The algorithm[edit]

The algorithm is modeled on a waiting room with an entry and exit doorway.[1] Initially the entry door is open and the exit door is closed. All processes which request entry into the critical section at roughly the same time enter the waiting room; the last of them closes the entry door and opens the exit door. The processes then enter the critical section one by one (or in larger groups if the critical section permits this). The last process to leave the critical section closes the exit door and reopens the entry door, so the next batch of processes may enter.

The implementation consists of each process having a flag variable which is written by that process and read by all others (this single-writer property is desirable for efficient cache usage). The status of the entry door is computed by reading the flags of all processes. Pseudo-code is given below:

#Entry protocol
flag[self]  1                    #Standing outside waiting room
await(all flag[1..N]  {0, 1, 2}) #Wait for open door
flag[self]  3                    #Standing in doorway
if any flag[1..N] = 1:            #Another process is waiting to enter
    flag[self]  2                #Waiting for other processes to enter
    await(any flag[1..N] = 4)     #Wait for a process to enter and close the door

flag[self]  4                    #The door is closed
await(all flag[1..self-1]  {0, 1})   #Wait for everyone of lower ID to finish exit protocol

#Critical section

#Exit protocol
await(all flag[self+1..N]  {0, 1, 4}) #Ensure everyone in the waiting room has
                                       #realized that the door is supposed to be closed
flag[self]  0 #Leave. Reopen door if nobody is still in the waiting room

Note that the order of the "all" and "any" tests must be uniform. Also the "any" tests should be satisfied by a thread other than self. For example, if the test is any flag[1..N] = 1 and only flag[self] = 1, then the test is said to have failed/returned 0. Despite the intuitive explanation, the algorithm was not easy to prove correct, however due to its favorable properties a proof of correctness was desirable and multiple proofs have been presented.[2][5]

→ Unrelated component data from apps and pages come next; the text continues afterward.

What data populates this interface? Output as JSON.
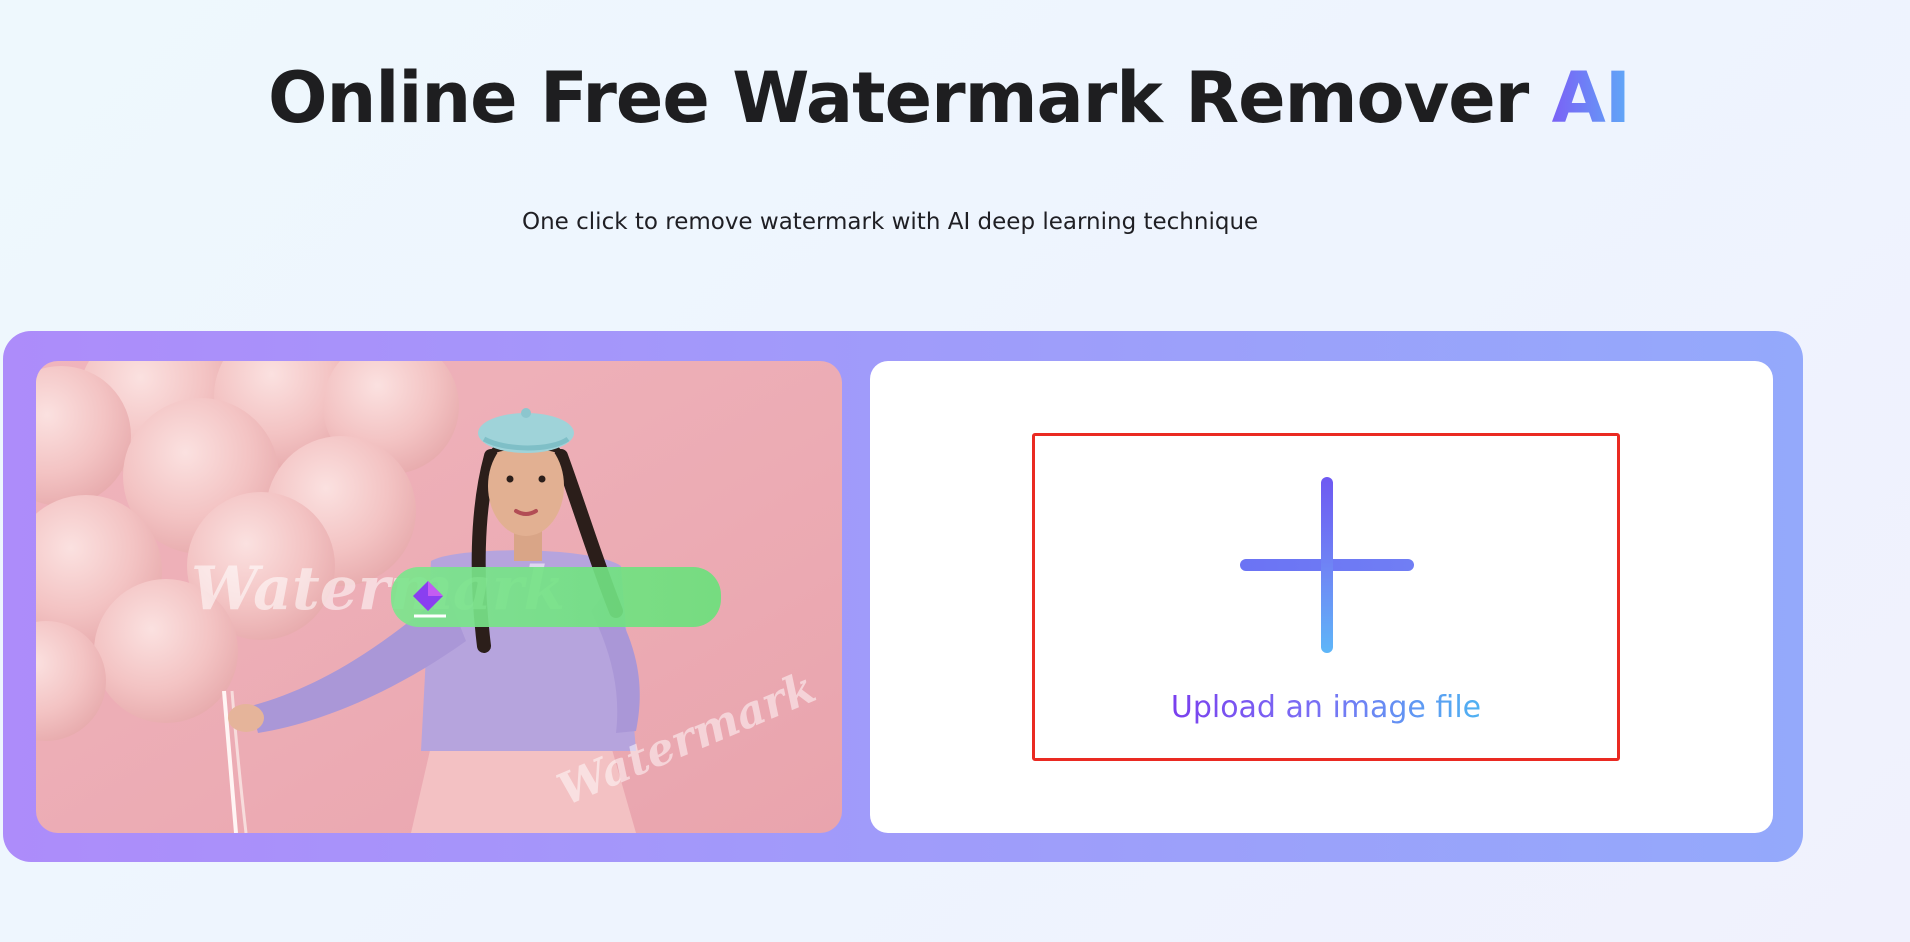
{
  "hero": {
    "title": "Online Free Watermark Remover ",
    "title_accent": "AI",
    "subtitle": "One click to remove watermark with AI deep learning technique"
  },
  "demo_image": {
    "watermark_text_1": "Watermark",
    "watermark_text_2": "Watermark",
    "eraser_icon": "eraser-icon"
  },
  "upload": {
    "icon": "plus-icon",
    "label": "Upload an image file"
  },
  "colors": {
    "title_text": "#1e1e20",
    "accent_gradient_start": "#7a61f6",
    "accent_gradient_end": "#5fa9f7",
    "panel_gradient_start": "#ad8cfa",
    "panel_gradient_end": "#94a9fb",
    "upload_box_border": "#ea2a22",
    "upload_label_gradient_start": "#7a3fee",
    "upload_label_gradient_end": "#4fb2f2"
  }
}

  1. ^ a b Szymanski, Boleslaw K. (1988). "A simple solution to Lamport's concurrent programming problem with linear wait". ICS '88: Proceedings of the 2nd international conference on Supercomputing. St. Malo, France: ACM: 621–626. doi:10.1145/55364.55425. ISBN 0-89791-272-1.
  2. ^ a b Manna, Zohar; Pnueli, Amir (1990). "An Exercise in Verification of Multi-Process Programs.". Beauty is Our Business: A Birthday Salute to Edsger W. Dijkstra. Springer Verlag. pp. 289–301. ISBN 978-0-387-97299-2.
  3. ^ Szymanski, Boleslaw (1990). "Mutual Exclusion Revisited" (PDF). Fifth Jerusalem Conference on Information Technology. Jerusalem, Israel: 110–117.
  4. ^ Lamport, Leslie (1986). "The mutual exclusion problem: partII—statement and solutions". Journal of the ACM. ACM. 33 (2): 327–348. doi:10.1145/5383.5385.
  5. ^ de Roever, Willem-Paul; de Boer, Frank; Hannemann, Ulrich; Hooman, Jozef; Lakhnech, Yassine; Poel, Mannes; Zwiers, Job (November 2002). Concurrency Verification. Number 54 in Cambridge Tracts in Theoretical Computer Science. Cambridge University Press. doi:10.2277/0521806089. ISBN 978-0-521-80608-4.

See also[edit]